https://www.hometalk.com/29565587/q-is-there-a-difference-of-a-lilac-bush-from-a-lilac-tree

Shrub Lilacs and bush lilacs are short and compact. Tree lilacs are trickier. The classic definition of a tree is that it is over 13 feet tall and has a single trunk. Tree lilacs can grow up to 25 feet high and have a tree-like appearance, but their many stems tend to get them classified as bushes.

https://www.hgtv.com/outdoors/landscaping-and-hardscaping/how-to-plant-and-care-for-lilacs

Here's the first rule of planting: lilacs need lots of space to grow. If you're planting a hedge, they'll need a spot at least seven to eight feet wide and ten feet wide for a shrub. They also need at least six hours of sun a day to have excellent flowering. Provide a well-drained, alkaline soil.

https://www.miraclegro.com/en-us/library/trees-shrubs-landscaping/how-grow-lilacs

The ideal spot to plant lilacs is in an area with full sun (at least 6 to 8 hours per day)—give them too much shade and they may not bloom. Lilacs also like slightly alkaline, moist, well-drained soil.

https://www.gardeningknowhow.com/ornamental/shrubs/california-lilac/growing-california-lilac-plants.

California Lilac Information Some are upright bushes reaching 8 or 9 feet in height while others are compact, low growing groundcovers that seldom reach more than 6 inches in height.

https://garden.org/frogs/view/8311/

We are planning on moving to Hilo, Hawaii, so I can grow and play in my garden year round. In all honesty, many well-loved garden plants will not thrive and bloom in the tropics. Lilacs need a cold period in order to bloom, as do many bulbs such as daffodils and temperate climate fruit trees, for example.

https://www.laspilitas.com/groups/ceanothus/southern_california_lilacs/southern_california_lilacs.ht

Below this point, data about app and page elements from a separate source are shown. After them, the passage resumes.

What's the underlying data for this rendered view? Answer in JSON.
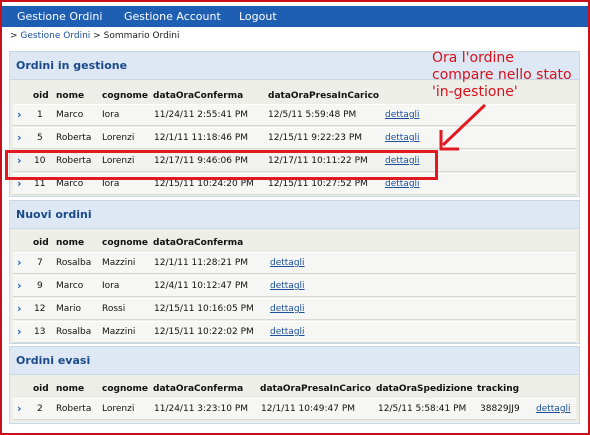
{
  "nav": {
    "items": [
      "Gestione Ordini",
      "Gestione Account",
      "Logout"
    ]
  },
  "breadcrumb": {
    "prefix": ">",
    "link": "Gestione Ordini",
    "separator": ">",
    "current": "Sommario Ordini"
  },
  "panels": {
    "ingestione": {
      "title": "Ordini in gestione",
      "columns": [
        "oid",
        "nome",
        "cognome",
        "dataOraConferma",
        "dataOraPresaInCarico"
      ],
      "rows": [
        {
          "oid": "1",
          "nome": "Marco",
          "cognome": "Iora",
          "conferma": "11/24/11 2:55:41 PM",
          "presa": "12/5/11 5:59:48 PM",
          "link": "dettagli"
        },
        {
          "oid": "5",
          "nome": "Roberta",
          "cognome": "Lorenzi",
          "conferma": "12/1/11 11:18:46 PM",
          "presa": "12/15/11 9:22:23 PM",
          "link": "dettagli"
        },
        {
          "oid": "10",
          "nome": "Roberta",
          "cognome": "Lorenzi",
          "conferma": "12/17/11 9:46:06 PM",
          "presa": "12/17/11 10:11:22 PM",
          "link": "dettagli"
        },
        {
          "oid": "11",
          "nome": "Marco",
          "cognome": "Iora",
          "conferma": "12/15/11 10:24:20 PM",
          "presa": "12/15/11 10:27:52 PM",
          "link": "dettagli"
        }
      ]
    },
    "nuovi": {
      "title": "Nuovi ordini",
      "columns": [
        "oid",
        "nome",
        "cognome",
        "dataOraConferma"
      ],
      "rows": [
        {
          "oid": "7",
          "nome": "Rosalba",
          "cognome": "Mazzini",
          "conferma": "12/1/11 11:28:21 PM",
          "link": "dettagli"
        },
        {
          "oid": "9",
          "nome": "Marco",
          "cognome": "Iora",
          "conferma": "12/4/11 10:12:47 PM",
          "link": "dettagli"
        },
        {
          "oid": "12",
          "nome": "Mario",
          "cognome": "Rossi",
          "conferma": "12/15/11 10:16:05 PM",
          "link": "dettagli"
        },
        {
          "oid": "13",
          "nome": "Rosalba",
          "cognome": "Mazzini",
          "conferma": "12/15/11 10:22:02 PM",
          "link": "dettagli"
        }
      ]
    },
    "evasi": {
      "title": "Ordini evasi",
      "columns": [
        "oid",
        "nome",
        "cognome",
        "dataOraConferma",
        "dataOraPresaInCarico",
        "dataOraSpedizione",
        "tracking"
      ],
      "rows": [
        {
          "oid": "2",
          "nome": "Roberta",
          "cognome": "Lorenzi",
          "conferma": "11/24/11 3:23:10 PM",
          "presa": "12/1/11 10:49:47 PM",
          "spedizione": "12/5/11 5:58:41 PM",
          "tracking": "38829JJ9",
          "link": "dettagli"
        }
      ]
    }
  },
  "annotation": {
    "lines": [
      "Ora l'ordine",
      "compare nello stato",
      "'in-gestione'"
    ],
    "color": "#d8101a"
  },
  "colors": {
    "nav": "#1f5fb3",
    "panel_title": "#1a4a8a",
    "highlight": "#e11a22",
    "link": "#1a4f9c"
  }
}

These Lilac species are good for southern California gardens. However, they are just a place to start. Not all may grow in your garden and many from central and northern California may grow just fine as well. California Lilacs, or Ceanothus, are some of our most fragrant and colorful shrubs here in California.

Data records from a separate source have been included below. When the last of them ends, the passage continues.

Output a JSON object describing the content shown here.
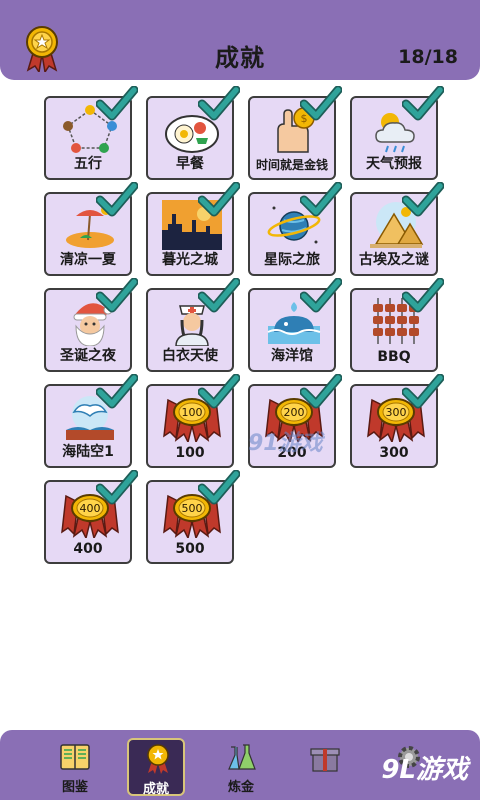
{
  "header": {
    "title": "成就",
    "counter": "18/18",
    "badge_icon": "award-ribbon-icon"
  },
  "achievements": [
    {
      "label": "五行",
      "icon": "five-elements-diagram-icon",
      "done": true
    },
    {
      "label": "早餐",
      "icon": "breakfast-plate-icon",
      "done": true
    },
    {
      "label": "时间就是金钱",
      "icon": "hand-coin-icon",
      "done": true
    },
    {
      "label": "天气预报",
      "icon": "weather-cloud-sun-icon",
      "done": true
    },
    {
      "label": "清凉一夏",
      "icon": "summer-beach-icon",
      "done": true
    },
    {
      "label": "暮光之城",
      "icon": "twilight-castle-icon",
      "done": true
    },
    {
      "label": "星际之旅",
      "icon": "planet-icon",
      "done": true
    },
    {
      "label": "古埃及之谜",
      "icon": "pyramid-icon",
      "done": true
    },
    {
      "label": "圣诞之夜",
      "icon": "santa-icon",
      "done": true
    },
    {
      "label": "白衣天使",
      "icon": "nurse-icon",
      "done": true
    },
    {
      "label": "海洋馆",
      "icon": "whale-icon",
      "done": true
    },
    {
      "label": "BBQ",
      "icon": "bbq-skewers-icon",
      "done": true
    },
    {
      "label": "海陆空1",
      "icon": "sea-land-air-icon",
      "done": true
    },
    {
      "label": "100",
      "icon": "medal-ribbon-icon",
      "medal_text": "100",
      "done": true
    },
    {
      "label": "200",
      "icon": "medal-ribbon-icon",
      "medal_text": "200",
      "done": true
    },
    {
      "label": "300",
      "icon": "medal-ribbon-icon",
      "medal_text": "300",
      "done": true
    },
    {
      "label": "400",
      "icon": "medal-ribbon-icon",
      "medal_text": "400",
      "done": true
    },
    {
      "label": "500",
      "icon": "medal-ribbon-icon",
      "medal_text": "500",
      "done": true
    }
  ],
  "nav": [
    {
      "label": "图鉴",
      "icon": "book-icon",
      "active": false
    },
    {
      "label": "成就",
      "icon": "award-ribbon-icon",
      "active": true
    },
    {
      "label": "炼金",
      "icon": "flask-icon",
      "active": false
    },
    {
      "label": "",
      "icon": "gift-icon",
      "active": false
    },
    {
      "label": "",
      "icon": "gear-icon",
      "active": false
    }
  ],
  "watermark": {
    "center": "91游戏",
    "corner": "9L游戏"
  },
  "colors": {
    "header_bg": "#8a6fb5",
    "tile_bg": "#e6d9f5",
    "check": "#2fa39a",
    "medal_ribbon": "#c0392b",
    "medal_coin": "#f2b705"
  }
}
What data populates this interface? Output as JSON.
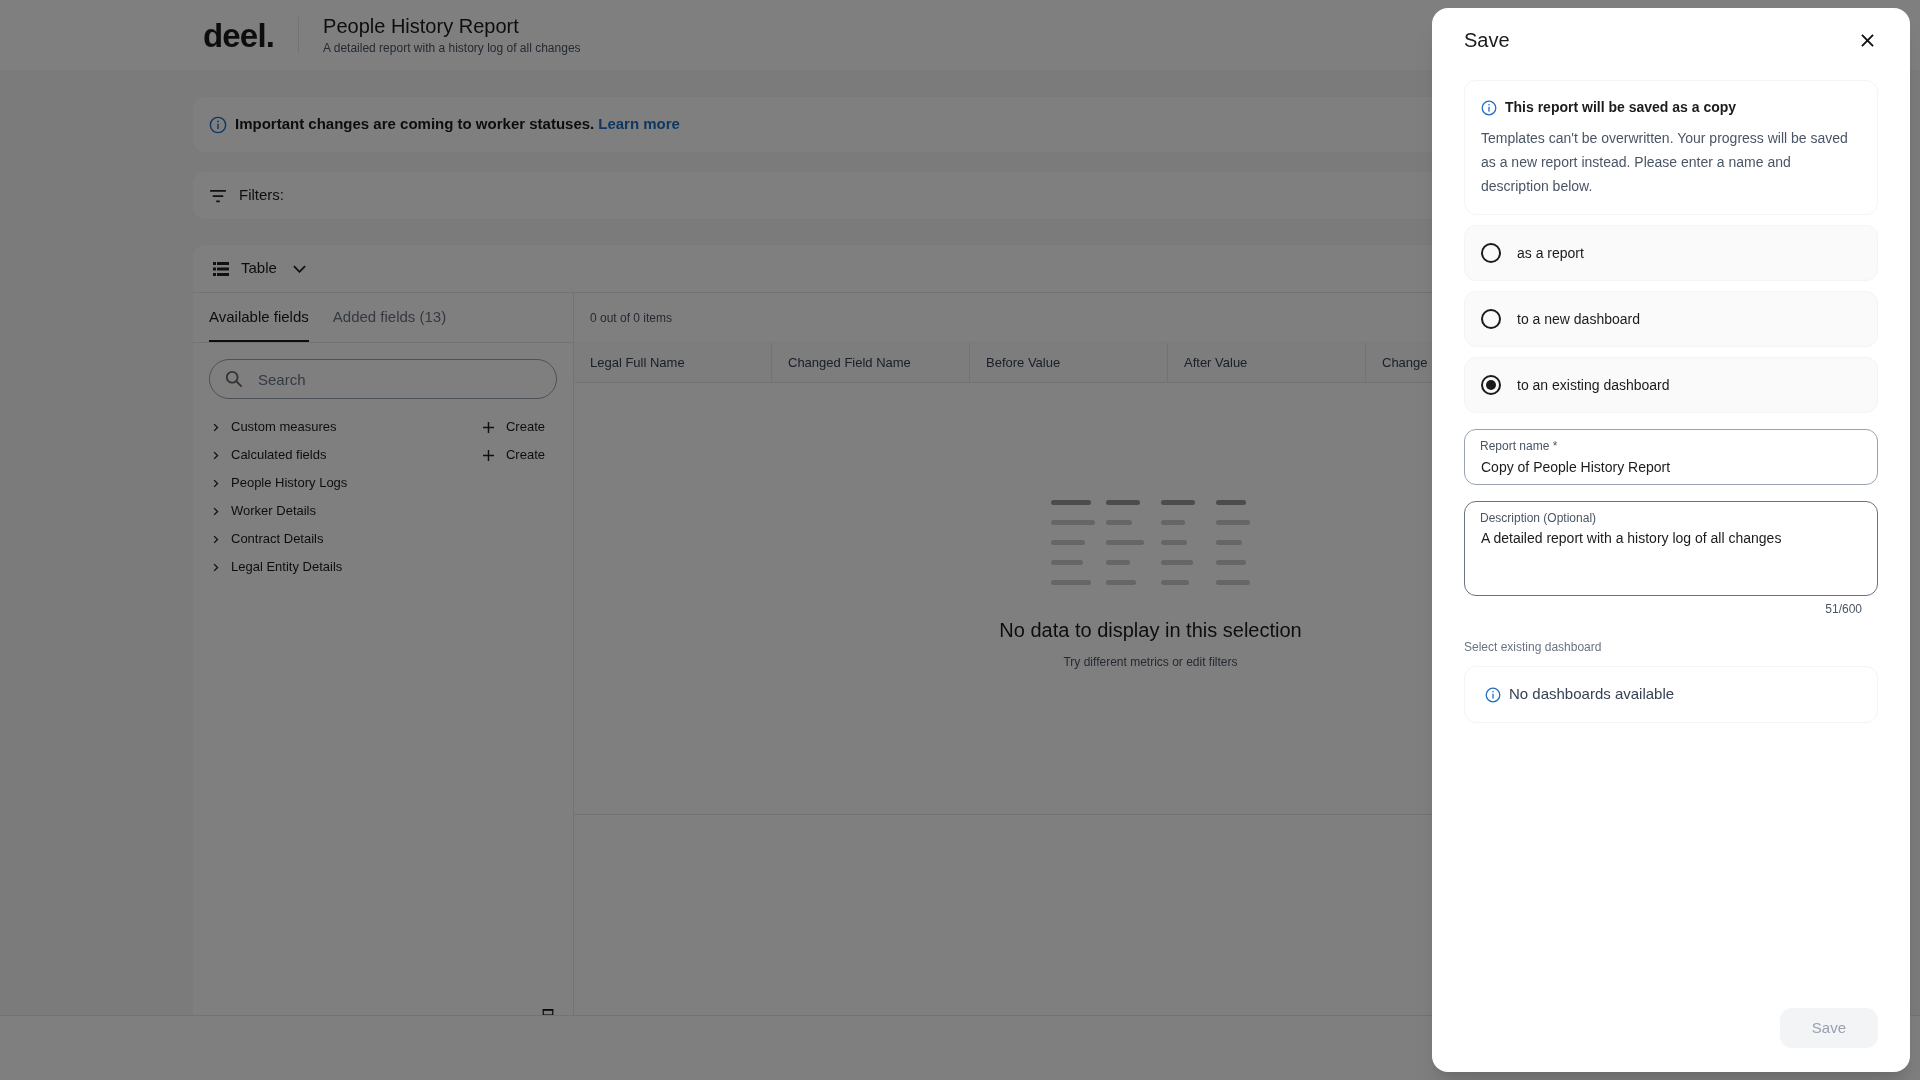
{
  "header": {
    "logo": "deel.",
    "title": "People History Report",
    "subtitle": "A detailed report with a history log of all changes"
  },
  "banner": {
    "text": "Important changes are coming to worker statuses.",
    "link": "Learn more"
  },
  "filters": {
    "label": "Filters:"
  },
  "view_selector": {
    "label": "Table"
  },
  "fields_panel": {
    "tabs": [
      {
        "label": "Available fields",
        "selected": true
      },
      {
        "label": "Added fields (13)",
        "selected": false
      }
    ],
    "search": {
      "placeholder": "Search"
    },
    "groups": [
      {
        "label": "Custom measures",
        "action": "Create"
      },
      {
        "label": "Calculated fields",
        "action": "Create"
      },
      {
        "label": "People History Logs"
      },
      {
        "label": "Worker Details"
      },
      {
        "label": "Contract Details"
      },
      {
        "label": "Legal Entity Details"
      }
    ]
  },
  "table": {
    "summary": "0 out of 0 items",
    "columns": [
      "Legal Full Name",
      "Changed Field Name",
      "Before Value",
      "After Value",
      "Change"
    ],
    "empty_state": {
      "title": "No data to display in this selection",
      "subtitle": "Try different metrics or edit filters"
    }
  },
  "dialog": {
    "title": "Save",
    "notice": {
      "title": "This report will be saved as a copy",
      "body": "Templates can't be overwritten. Your progress will be saved as a new report instead. Please enter a name and description below."
    },
    "options": [
      {
        "label": "as a report",
        "selected": false
      },
      {
        "label": "to a new dashboard",
        "selected": false
      },
      {
        "label": "to an existing dashboard",
        "selected": true
      }
    ],
    "report_name": {
      "label": "Report name *",
      "value": "Copy of People History Report"
    },
    "description": {
      "label": "Description (Optional)",
      "value": "A detailed report with a history log of all changes",
      "counter": "51/600"
    },
    "dashboard": {
      "label": "Select existing dashboard",
      "message": "No dashboards available"
    },
    "save_button": {
      "label": "Save",
      "disabled": true
    }
  }
}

https://growbeautifully.monrovia.com/lilacs-that-love-milder-zones/

Lilacs for Mild Climates. In mild-winter climates, you can't pop just any lilac (Syringa vulgaris) into the ground and be treated to a bounty of blooms come spring. Most lilacs need a long period of winter chill for buds to mature and bloom the following spring.

https://www.rhs.org.uk/advice/profile?pid=354

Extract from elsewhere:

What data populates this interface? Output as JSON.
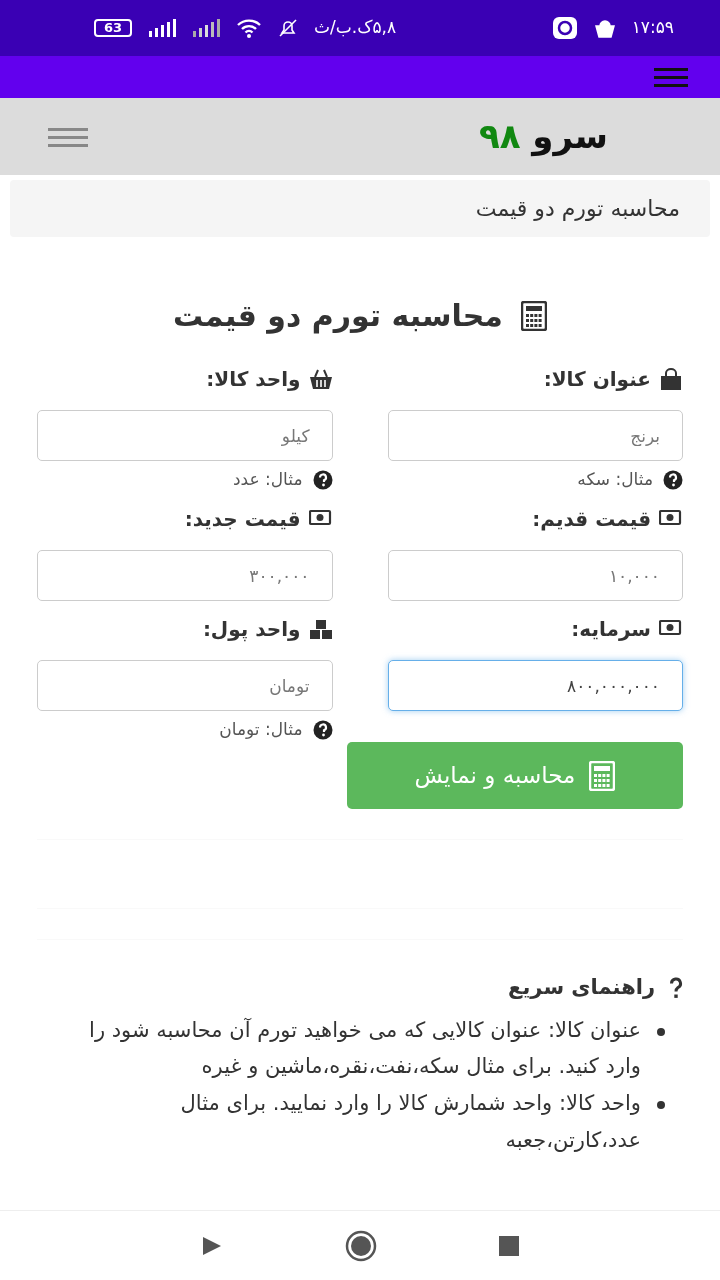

Ceanothus from seed They will then need stratifying (keeping) in cold, moist conditions for up to three months and warm, moist conditions at 16-18°C (61-65°F) thereafter, with germination taking up to three months.

https://www.britannica.com/plant/lilac

Lilac. Lilac, any of about 25 species of fragrant and beautiful northern spring-flowering garden shrubs and small trees constituting the genus Syringa of the family Oleaceae. Lilacs are native to eastern Europe and temperate Asia.